Church of Crécy-en-Ponthieu
|• Mayor (2014–2020)||Gérard Lheureux|
|56.55 km2 (21.83 sq mi)|
|• Density||28/km2 (73/sq mi)|
|Time zone||UTC+01:00 (CET)|
|• Summer (DST)||UTC+02:00 (CEST)|
|Elevation||19–82 m (62–269 ft) |
(avg. 36 m or 118 ft)
|1 French Land Register data, which excludes lakes, ponds, glaciers > 1 km2 (0.386 sq mi or 247 acres) and river estuaries.|
Crécy-en-Ponthieu is a commune in the Somme department in Picardie in northern France, located south of Calais. It gives its name to Crécy Forest, which starts about two kilometres to the south-west of the town and which is one of the largest forests in the north of France. A very small river, the Maye, runs through the town.
History[change | change source]

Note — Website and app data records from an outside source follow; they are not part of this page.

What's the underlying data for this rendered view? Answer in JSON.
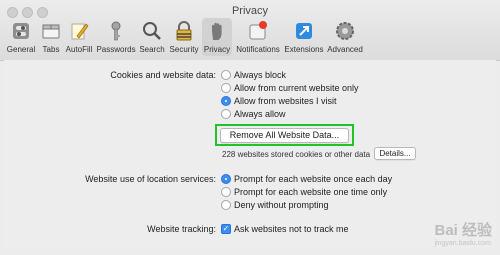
{
  "window": {
    "title": "Privacy"
  },
  "toolbar": {
    "items": [
      {
        "label": "General",
        "icon": "switch-icon"
      },
      {
        "label": "Tabs",
        "icon": "tabs-icon"
      },
      {
        "label": "AutoFill",
        "icon": "pencil-icon"
      },
      {
        "label": "Passwords",
        "icon": "key-icon"
      },
      {
        "label": "Search",
        "icon": "magnifier-icon"
      },
      {
        "label": "Security",
        "icon": "lock-icon"
      },
      {
        "label": "Privacy",
        "icon": "hand-icon",
        "selected": true
      },
      {
        "label": "Notifications",
        "icon": "notification-icon"
      },
      {
        "label": "Extensions",
        "icon": "extensions-icon"
      },
      {
        "label": "Advanced",
        "icon": "gear-icon"
      }
    ]
  },
  "cookies": {
    "label": "Cookies and website data:",
    "options": [
      {
        "label": "Always block",
        "selected": false
      },
      {
        "label": "Allow from current website only",
        "selected": false
      },
      {
        "label": "Allow from websites I visit",
        "selected": true
      },
      {
        "label": "Always allow",
        "selected": false
      }
    ],
    "remove_button": "Remove All Website Data...",
    "stored_text": "228 websites stored cookies or other data",
    "details_button": "Details..."
  },
  "location": {
    "label": "Website use of location services:",
    "options": [
      {
        "label": "Prompt for each website once each day",
        "selected": true
      },
      {
        "label": "Prompt for each website one time only",
        "selected": false
      },
      {
        "label": "Deny without prompting",
        "selected": false
      }
    ]
  },
  "tracking": {
    "label": "Website tracking:",
    "checkbox_label": "Ask websites not to track me",
    "checked": true
  },
  "colors": {
    "accent": "#3b8df5",
    "highlight": "#22c22a"
  },
  "watermark": {
    "text": "Bai 经验",
    "sub": "jingyan.baidu.com"
  }
}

Crécy-en-Ponthieu is best known as the site of the Battle of Crécy in 1346, one of the earliest and most important battles of the Hundred Years' War. Yet there are other significant historical links. One is the Chausee Brunehaut which passed within two miles of the town and is the Roman road from Paris and Amiens to Boulogne, and is still visible and walkable today. And just to the north of the town, slightly to the west of where the Battle was fought, there was an airfield used in the Second World War.